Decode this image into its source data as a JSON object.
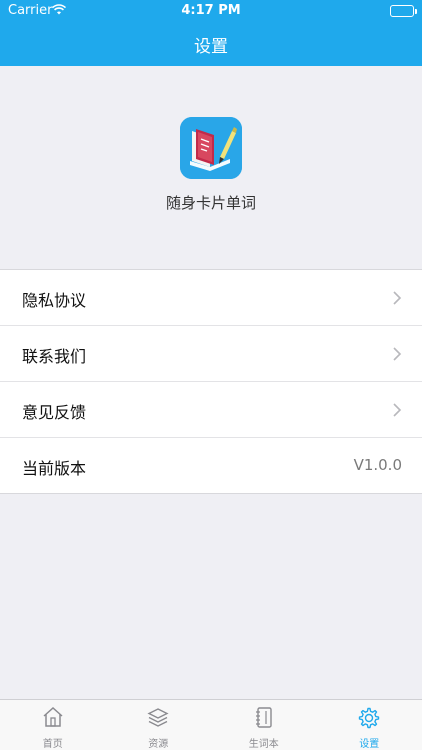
{
  "status_bar": {
    "carrier": "Carrier",
    "time": "4:17 PM"
  },
  "nav": {
    "title": "设置"
  },
  "app": {
    "name": "随身卡片单词",
    "icon": "book-pen-app-icon"
  },
  "settings": {
    "items": [
      {
        "label": "隐私协议",
        "icon": "chevron-right-icon"
      },
      {
        "label": "联系我们",
        "icon": "chevron-right-icon"
      },
      {
        "label": "意见反馈",
        "icon": "chevron-right-icon"
      },
      {
        "label": "当前版本",
        "value": "V1.0.0"
      }
    ]
  },
  "tabbar": {
    "tabs": [
      {
        "label": "首页",
        "icon": "home-icon"
      },
      {
        "label": "资源",
        "icon": "layers-icon"
      },
      {
        "label": "生词本",
        "icon": "notebook-icon"
      },
      {
        "label": "设置",
        "icon": "gear-icon",
        "active": true
      }
    ]
  },
  "colors": {
    "accent": "#1fa9ec",
    "background": "#efeff4"
  }
}
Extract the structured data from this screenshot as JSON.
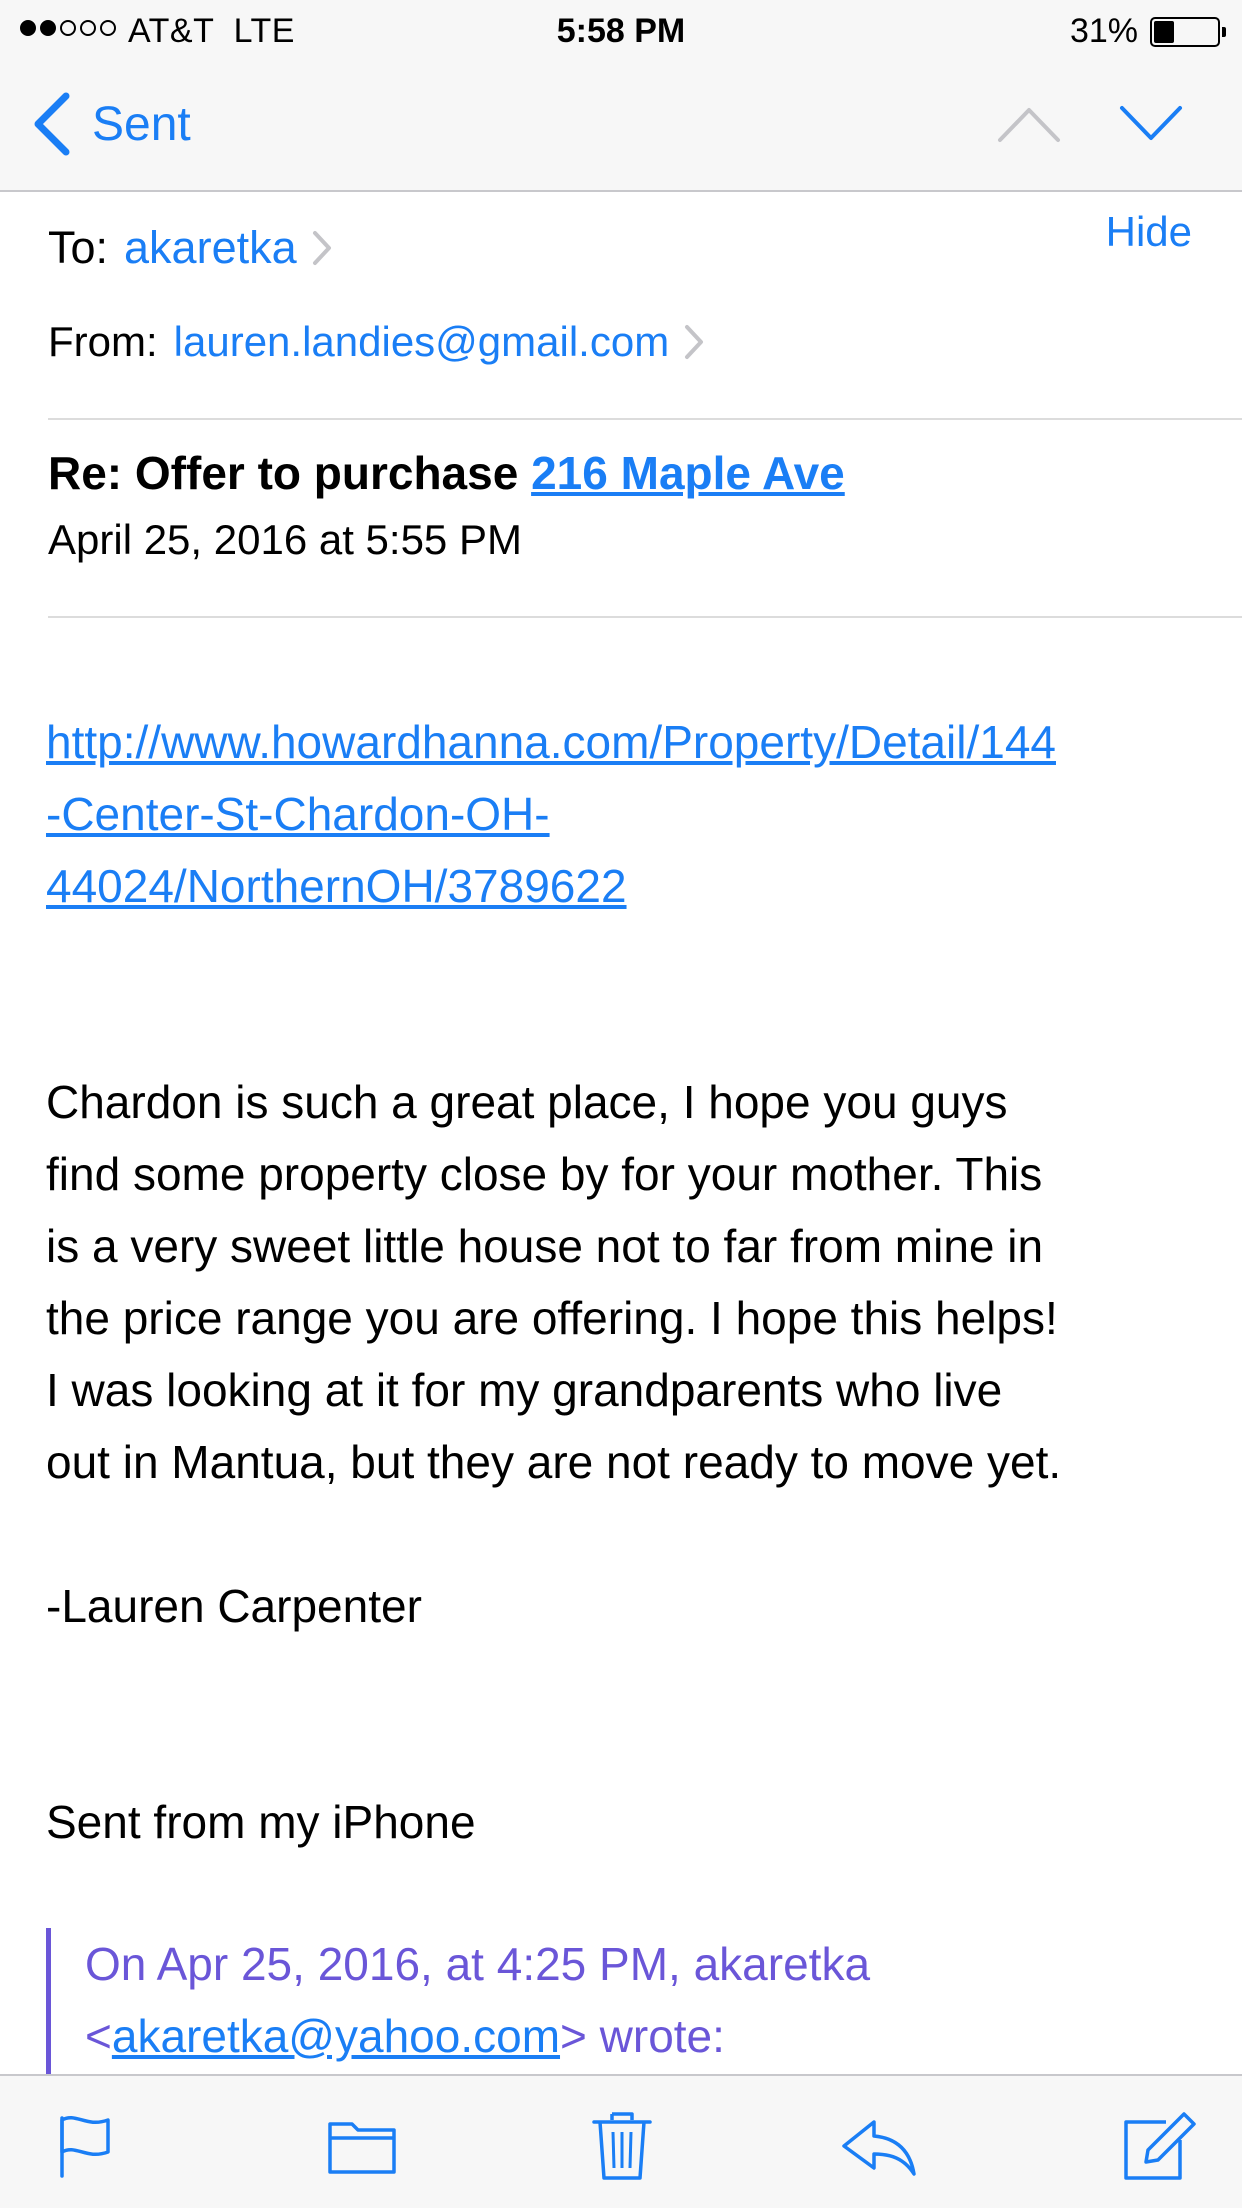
{
  "status_bar": {
    "signal_dots": [
      true,
      true,
      false,
      false,
      false
    ],
    "carrier": "AT&T  LTE",
    "time": "5:58 PM",
    "battery_percent": "31%",
    "battery_level": 0.31
  },
  "nav": {
    "back_label": "Sent",
    "prev_icon": "chevron-up-icon",
    "next_icon": "chevron-down-icon"
  },
  "header": {
    "to_label": "To:",
    "to_value": "akaretka",
    "from_label": "From:",
    "from_value": "lauren.landies@gmail.com",
    "hide_label": "Hide",
    "subject_prefix": "Re: Offer to purchase ",
    "subject_address": "216 Maple Ave",
    "date": "April 25, 2016 at 5:55 PM"
  },
  "body": {
    "url_line1": "http://www.howardhanna.com/Property/Detail/144",
    "url_line2": "-Center-St-Chardon-OH-",
    "url_line3": "44024/NorthernOH/3789622",
    "lines": [
      "Chardon is such a great place, I hope you guys",
      "find some property close by for your mother. This",
      "is a very sweet little house not to far from mine in",
      "the price range you are offering. I hope this helps!",
      "I was looking at it for my grandparents who live",
      "out in Mantua, but they are not ready to move yet."
    ],
    "signature": "-Lauren Carpenter",
    "sent_from": "Sent from my iPhone",
    "quote_intro": "On Apr 25, 2016, at 4:25 PM, akaretka",
    "quote_lt": "<",
    "quote_email": "akaretka@yahoo.com",
    "quote_tail": "> wrote:"
  },
  "toolbar": {
    "icons": [
      "flag-icon",
      "folder-icon",
      "trash-icon",
      "reply-icon",
      "compose-icon"
    ]
  },
  "colors": {
    "accent": "#1a7ef5",
    "quote": "#6a56d8",
    "bar_bg": "#f7f7f7"
  }
}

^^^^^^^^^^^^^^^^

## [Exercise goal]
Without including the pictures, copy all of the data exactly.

## [Reply to the exercise]
Decode this image into its source data as a JSON object.
{
  "status_bar": {
    "carrier": "Carrier",
    "time": "4:17 PM"
  },
  "nav": {
    "title": "设置"
  },
  "app": {
    "name": "随身卡片单词",
    "icon": "book-pen-app-icon"
  },
  "settings": {
    "items": [
      {
        "label": "隐私协议",
        "icon": "chevron-right-icon"
      },
      {
        "label": "联系我们",
        "icon": "chevron-right-icon"
      },
      {
        "label": "意见反馈",
        "icon": "chevron-right-icon"
      },
      {
        "label": "当前版本",
        "value": "V1.0.0"
      }
    ]
  },
  "tabbar": {
    "tabs": [
      {
        "label": "首页",
        "icon": "home-icon"
      },
      {
        "label": "资源",
        "icon": "layers-icon"
      },
      {
        "label": "生词本",
        "icon": "notebook-icon"
      },
      {
        "label": "设置",
        "icon": "gear-icon",
        "active": true
      }
    ]
  },
  "colors": {
    "accent": "#1fa9ec",
    "background": "#efeff4"
  }
}
Extract the structured data from this screenshot as JSON.
{
  "status_bar": {
    "signal_dots": [
      true,
      true,
      false,
      false,
      false
    ],
    "carrier": "AT&T  LTE",
    "time": "5:58 PM",
    "battery_percent": "31%",
    "battery_level": 0.31
  },
  "nav": {
    "back_label": "Sent",
    "prev_icon": "chevron-up-icon",
    "next_icon": "chevron-down-icon"
  },
  "header": {
    "to_label": "To:",
    "to_value": "akaretka",
    "from_label": "From:",
    "from_value": "lauren.landies@gmail.com",
    "hide_label": "Hide",
    "subject_prefix": "Re: Offer to purchase ",
    "subject_address": "216 Maple Ave",
    "date": "April 25, 2016 at 5:55 PM"
  },
  "body": {
    "url_line1": "http://www.howardhanna.com/Property/Detail/144",
    "url_line2": "-Center-St-Chardon-OH-",
    "url_line3": "44024/NorthernOH/3789622",
    "lines": [
      "Chardon is such a great place, I hope you guys",
      "find some property close by for your mother. This",
      "is a very sweet little house not to far from mine in",
      "the price range you are offering. I hope this helps!",
      "I was looking at it for my grandparents who live",
      "out in Mantua, but they are not ready to move yet."
    ],
    "signature": "-Lauren Carpenter",
    "sent_from": "Sent from my iPhone",
    "quote_intro": "On Apr 25, 2016, at 4:25 PM, akaretka",
    "quote_lt": "<",
    "quote_email": "akaretka@yahoo.com",
    "quote_tail": "> wrote:"
  },
  "toolbar": {
    "icons": [
      "flag-icon",
      "folder-icon",
      "trash-icon",
      "reply-icon",
      "compose-icon"
    ]
  },
  "colors": {
    "accent": "#1a7ef5",
    "quote": "#6a56d8",
    "bar_bg": "#f7f7f7"
  }
}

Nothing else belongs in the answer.